Upon creation of the trust, the donor gets a current income tax deduction based on the future amount passing to the charity;

No tax on the gain is paid by the trust, since the trust is exempt from such tax when it sells the asset;

The donor receives an annuity that is equal to a certain sum or a fixed percentage of the fair market value of the trust assets; and,

Estate taxes are reduced, since the asset placed in the trust has been removed from the estate.

When To Raise The Subject Of Charitable Giving. According to the Connecticut Council for Philanthropy, circumstances in clients lives usually cause them to begin or alter their financial plans, including charitable giving. The following scenarios might signal an opportunity for a discussion about planning and how charitable giving can help achieve their goals:

Your clients tell you that they are about to take their company public, or that they want to transfer ownership of the family business to the next generation;

Your client tells you he wants more income from his stock but worries about capital gains tax if he sells;

Your client discovers he has a large retirement fund of which his heirs might receive only 30 cents on the dollar;

Your client says she would like to provide income to her mother, sister, niece, or others; or,

Your client tells you that she is expecting a big bonus from her company.

Private foundations and charitable remainder trusts are just two of the many tools available to clients who count philanthropy among their top priorities.

Its up to us as financial professionals to educate ourselves and, in turn, lead our clients on how to give in ways that make the most of their charitable gifts while preserving income, avoiding excessive taxation and protecting wishes.

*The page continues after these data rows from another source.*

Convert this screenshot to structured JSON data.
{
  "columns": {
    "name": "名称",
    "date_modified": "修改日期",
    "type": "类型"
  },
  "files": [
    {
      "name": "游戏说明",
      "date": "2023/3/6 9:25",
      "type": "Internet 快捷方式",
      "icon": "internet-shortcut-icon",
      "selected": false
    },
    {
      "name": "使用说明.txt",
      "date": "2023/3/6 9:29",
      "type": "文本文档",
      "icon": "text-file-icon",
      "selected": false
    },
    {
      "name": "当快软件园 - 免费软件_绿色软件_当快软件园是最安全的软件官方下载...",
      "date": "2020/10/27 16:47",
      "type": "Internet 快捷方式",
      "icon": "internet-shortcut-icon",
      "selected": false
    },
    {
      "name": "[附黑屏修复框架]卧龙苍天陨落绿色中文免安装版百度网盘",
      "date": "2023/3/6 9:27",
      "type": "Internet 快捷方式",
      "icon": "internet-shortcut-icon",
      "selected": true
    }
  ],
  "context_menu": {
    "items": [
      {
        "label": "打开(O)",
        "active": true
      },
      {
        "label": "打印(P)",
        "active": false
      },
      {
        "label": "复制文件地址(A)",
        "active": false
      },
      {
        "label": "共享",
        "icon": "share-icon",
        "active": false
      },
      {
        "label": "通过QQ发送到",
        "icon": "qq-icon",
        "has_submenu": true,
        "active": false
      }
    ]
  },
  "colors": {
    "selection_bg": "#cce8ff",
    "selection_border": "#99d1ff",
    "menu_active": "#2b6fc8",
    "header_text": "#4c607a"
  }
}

Advisors should fully educate themselves by attending workshops and thoroughly reading up on this subject. Networking and partnering with attorneys well versed in charitable giving techniques are other effective ways to get a great start to help us deliver and implement charitable giving strategies.

Many of our clients dont realize what they can accomplish through the financial planning process. Its important to remember and be sensitive to the fact that any tax incentives related to a charitable gift are generally not the primary reason that our clients support their favorite charities. Keep your focus on the personal fulfillment a gift will give to your client; benefits like tax incentives are just gravy.

Mark D. Olson, CFP(R), MSFS, is a senior financial planner with Olson Financial Group and MetLife Securities Inc., Berkeley Heights, N.J. He can be reached at mdolson@metlife.com.


Reproduced from National Underwriter Life & Health/Financial Services Edition, November 26, 2003. Copyright 2003 by The National Underwriter Company in the serial publication. All rights reserved.Copyright in this article as an independent work may be held by the author.